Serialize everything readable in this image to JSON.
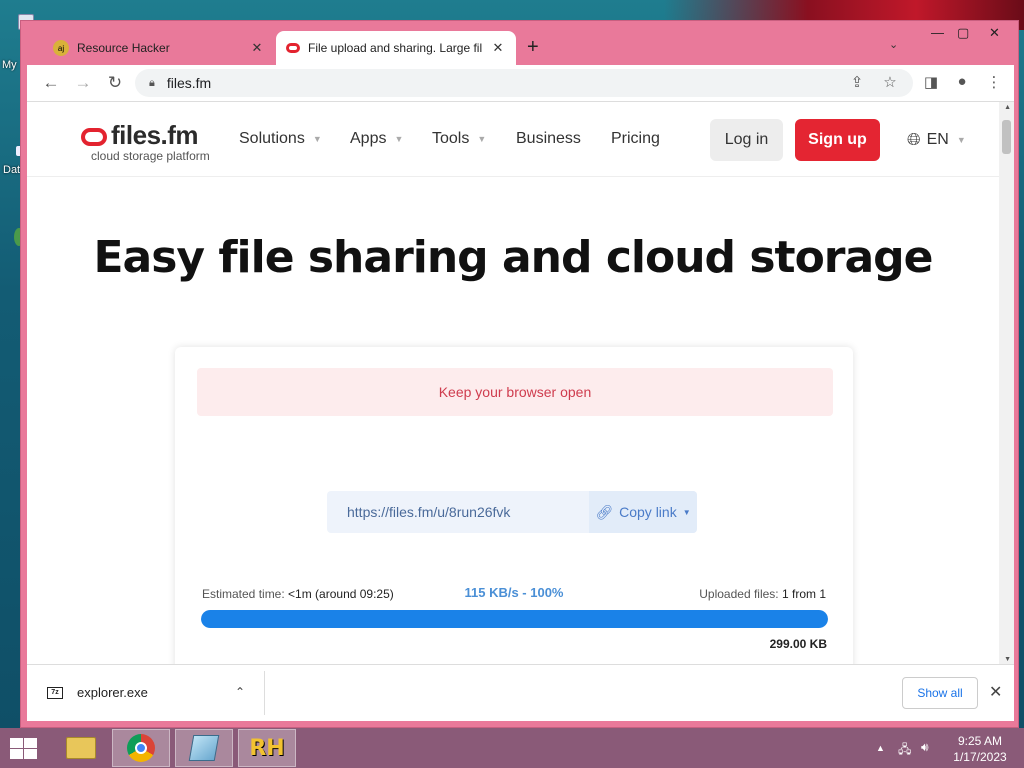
{
  "desktop": {
    "labels": [
      "My",
      "Dat"
    ]
  },
  "browser": {
    "tabs": [
      {
        "title": "Resource Hacker",
        "favicon": "resource-hacker-icon"
      },
      {
        "title": "File upload and sharing. Large fil",
        "favicon": "filesfm-icon"
      }
    ],
    "address": "files.fm"
  },
  "site": {
    "logo_main": "files.fm",
    "logo_sub": "cloud storage platform",
    "menu": [
      "Solutions",
      "Apps",
      "Tools",
      "Business",
      "Pricing"
    ],
    "login": "Log in",
    "signup": "Sign up",
    "language": "EN",
    "hero": "Easy file sharing and cloud storage"
  },
  "upload": {
    "notice": "Keep your browser open",
    "link": "https://files.fm/u/8run26fvk",
    "copy_label": "Copy link",
    "estimated_label": "Estimated time:",
    "estimated_value": "<1m (around 09:25)",
    "speed": "115 KB/s - 100%",
    "uploaded_label": "Uploaded files:",
    "uploaded_value": "1 from 1",
    "progress": 1.0,
    "size": "299.00 KB"
  },
  "downloads": {
    "file": "explorer.exe",
    "show_all": "Show all"
  },
  "taskbar": {
    "time": "9:25 AM",
    "date": "1/17/2023",
    "apps": [
      "file-explorer-icon",
      "chrome-icon",
      "notepad-icon",
      "resource-hacker-icon"
    ]
  },
  "colors": {
    "window_frame": "#e9799a",
    "signup": "#e42532",
    "progress": "#1a82e8",
    "notice_text": "#cf3c4e"
  }
}
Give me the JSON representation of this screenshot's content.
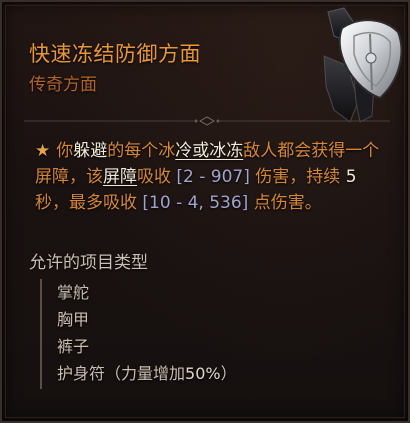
{
  "tooltip": {
    "title": "快速冻结防御方面",
    "subtitle": "传奇方面",
    "item_art_icon": "ornate-shield-icon",
    "affix": {
      "bullet_icon": "star-icon",
      "bullet": "★",
      "seg1": "你",
      "seg2": "躲避",
      "seg3": "的每个冰",
      "seg4": "冷或冰冻",
      "seg5": "敌人都会获得一个屏障，该",
      "seg6": "屏障",
      "seg7": "吸收 ",
      "range1": "[2 - 907]",
      "seg8": " 伤害，持续 ",
      "seg9": "5",
      "seg10": " 秒，最多吸收 ",
      "range2": "[10 - 4, 536]",
      "seg11": " 点伤害。"
    },
    "allowed": {
      "heading": "允许的项目类型",
      "items": [
        "掌舵",
        "胸甲",
        "裤子"
      ],
      "amulet_label": "护身符（力量增加",
      "amulet_pct": "50%",
      "amulet_close": "）"
    }
  },
  "colors": {
    "title": "#e6973e",
    "subtitle": "#b0642c",
    "affix_text": "#d4873a",
    "affix_range": "#a0a4ce",
    "body_text": "#c9bfb0"
  }
}
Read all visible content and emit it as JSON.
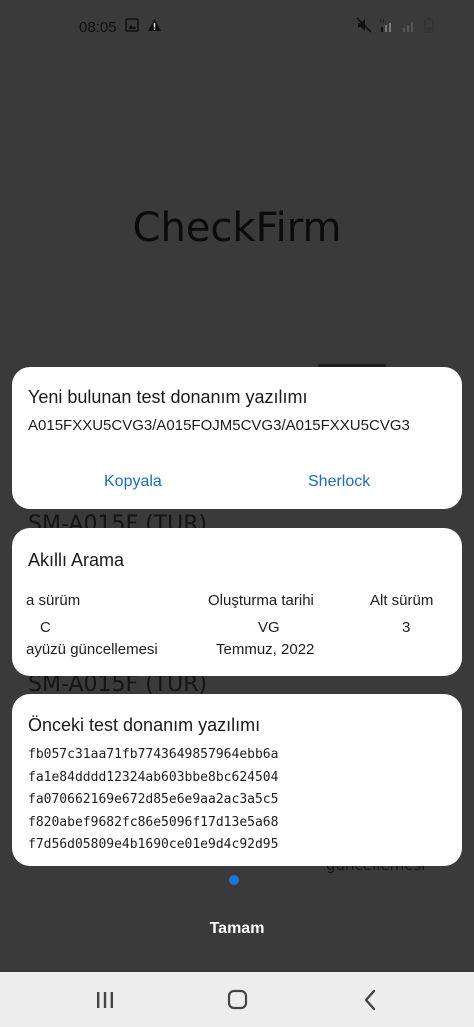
{
  "status_bar": {
    "time": "08:05"
  },
  "background": {
    "app_title": "CheckFirm",
    "model_label_1": "SM-A015F (TUR)",
    "model_label_2": "SM-A015F (TUR)",
    "partial_text": "güncellemesi"
  },
  "new_test_firmware": {
    "title": "Yeni bulunan test donanım yazılımı",
    "firmware": "A015FXXU5CVG3/A015FOJM5CVG3/A015FXXU5CVG3",
    "copy_label": "Kopyala",
    "sherlock_label": "Sherlock"
  },
  "smart_search": {
    "title": "Akıllı Arama",
    "headers": [
      "a sürüm",
      "Oluşturma tarihi",
      "Alt sürüm"
    ],
    "values": [
      "C",
      "VG",
      "3"
    ],
    "row2": [
      "ayüzü güncellemesi",
      "Temmuz, 2022"
    ]
  },
  "previous_test_firmware": {
    "title": "Önceki test donanım yazılımı",
    "hashes": [
      "fb057c31aa71fb7743649857964ebb6a",
      "fa1e84dddd12324ab603bbe8bc624504",
      "fa070662169e672d85e6e9aa2ac3a5c5",
      "f820abef9682fc86e5096f17d13e5a68",
      "f7d56d05809e4b1690ce01e9d4c92d95"
    ]
  },
  "footer": {
    "done_label": "Tamam"
  },
  "colors": {
    "accent": "#1e6bb8",
    "page_dot": "#1e73d9",
    "scrim": "#3a3a3a",
    "card": "#ffffff"
  }
}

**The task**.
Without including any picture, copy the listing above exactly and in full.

**Solution to the problem**.
Serialize everything readable in this image to JSON.
{
  "desktop": {
    "labels": [
      "My",
      "Dat"
    ]
  },
  "browser": {
    "tabs": [
      {
        "title": "Resource Hacker",
        "favicon": "resource-hacker-icon"
      },
      {
        "title": "File upload and sharing. Large fil",
        "favicon": "filesfm-icon"
      }
    ],
    "address": "files.fm"
  },
  "site": {
    "logo_main": "files.fm",
    "logo_sub": "cloud storage platform",
    "menu": [
      "Solutions",
      "Apps",
      "Tools",
      "Business",
      "Pricing"
    ],
    "login": "Log in",
    "signup": "Sign up",
    "language": "EN",
    "hero": "Easy file sharing and cloud storage"
  },
  "upload": {
    "notice": "Keep your browser open",
    "link": "https://files.fm/u/8run26fvk",
    "copy_label": "Copy link",
    "estimated_label": "Estimated time:",
    "estimated_value": "<1m (around 09:25)",
    "speed": "115 KB/s - 100%",
    "uploaded_label": "Uploaded files:",
    "uploaded_value": "1 from 1",
    "progress": 1.0,
    "size": "299.00 KB"
  },
  "downloads": {
    "file": "explorer.exe",
    "show_all": "Show all"
  },
  "taskbar": {
    "time": "9:25 AM",
    "date": "1/17/2023",
    "apps": [
      "file-explorer-icon",
      "chrome-icon",
      "notepad-icon",
      "resource-hacker-icon"
    ]
  },
  "colors": {
    "window_frame": "#e9799a",
    "signup": "#e42532",
    "progress": "#1a82e8",
    "notice_text": "#cf3c4e"
  }
}
Give me the JSON representation of this screenshot's content.
{
  "tooltip": {
    "title": "快速冻结防御方面",
    "subtitle": "传奇方面",
    "item_art_icon": "ornate-shield-icon",
    "affix": {
      "bullet_icon": "star-icon",
      "bullet": "★",
      "seg1": "你",
      "seg2": "躲避",
      "seg3": "的每个冰",
      "seg4": "冷或冰冻",
      "seg5": "敌人都会获得一个屏障，该",
      "seg6": "屏障",
      "seg7": "吸收 ",
      "range1": "[2 - 907]",
      "seg8": " 伤害，持续 ",
      "seg9": "5",
      "seg10": " 秒，最多吸收 ",
      "range2": "[10 - 4, 536]",
      "seg11": " 点伤害。"
    },
    "allowed": {
      "heading": "允许的项目类型",
      "items": [
        "掌舵",
        "胸甲",
        "裤子"
      ],
      "amulet_label": "护身符（力量增加",
      "amulet_pct": "50%",
      "amulet_close": "）"
    }
  },
  "colors": {
    "title": "#e6973e",
    "subtitle": "#b0642c",
    "affix_text": "#d4873a",
    "affix_range": "#a0a4ce",
    "body_text": "#c9bfb0"
  }
}
Read all visible content and emit it as JSON.
{
  "status_bar": {
    "time": "08:05"
  },
  "background": {
    "app_title": "CheckFirm",
    "model_label_1": "SM-A015F (TUR)",
    "model_label_2": "SM-A015F (TUR)",
    "partial_text": "güncellemesi"
  },
  "new_test_firmware": {
    "title": "Yeni bulunan test donanım yazılımı",
    "firmware": "A015FXXU5CVG3/A015FOJM5CVG3/A015FXXU5CVG3",
    "copy_label": "Kopyala",
    "sherlock_label": "Sherlock"
  },
  "smart_search": {
    "title": "Akıllı Arama",
    "headers": [
      "a sürüm",
      "Oluşturma tarihi",
      "Alt sürüm"
    ],
    "values": [
      "C",
      "VG",
      "3"
    ],
    "row2": [
      "ayüzü güncellemesi",
      "Temmuz, 2022"
    ]
  },
  "previous_test_firmware": {
    "title": "Önceki test donanım yazılımı",
    "hashes": [
      "fb057c31aa71fb7743649857964ebb6a",
      "fa1e84dddd12324ab603bbe8bc624504",
      "fa070662169e672d85e6e9aa2ac3a5c5",
      "f820abef9682fc86e5096f17d13e5a68",
      "f7d56d05809e4b1690ce01e9d4c92d95"
    ]
  },
  "footer": {
    "done_label": "Tamam"
  },
  "colors": {
    "accent": "#1e6bb8",
    "page_dot": "#1e73d9",
    "scrim": "#3a3a3a",
    "card": "#ffffff"
  }
}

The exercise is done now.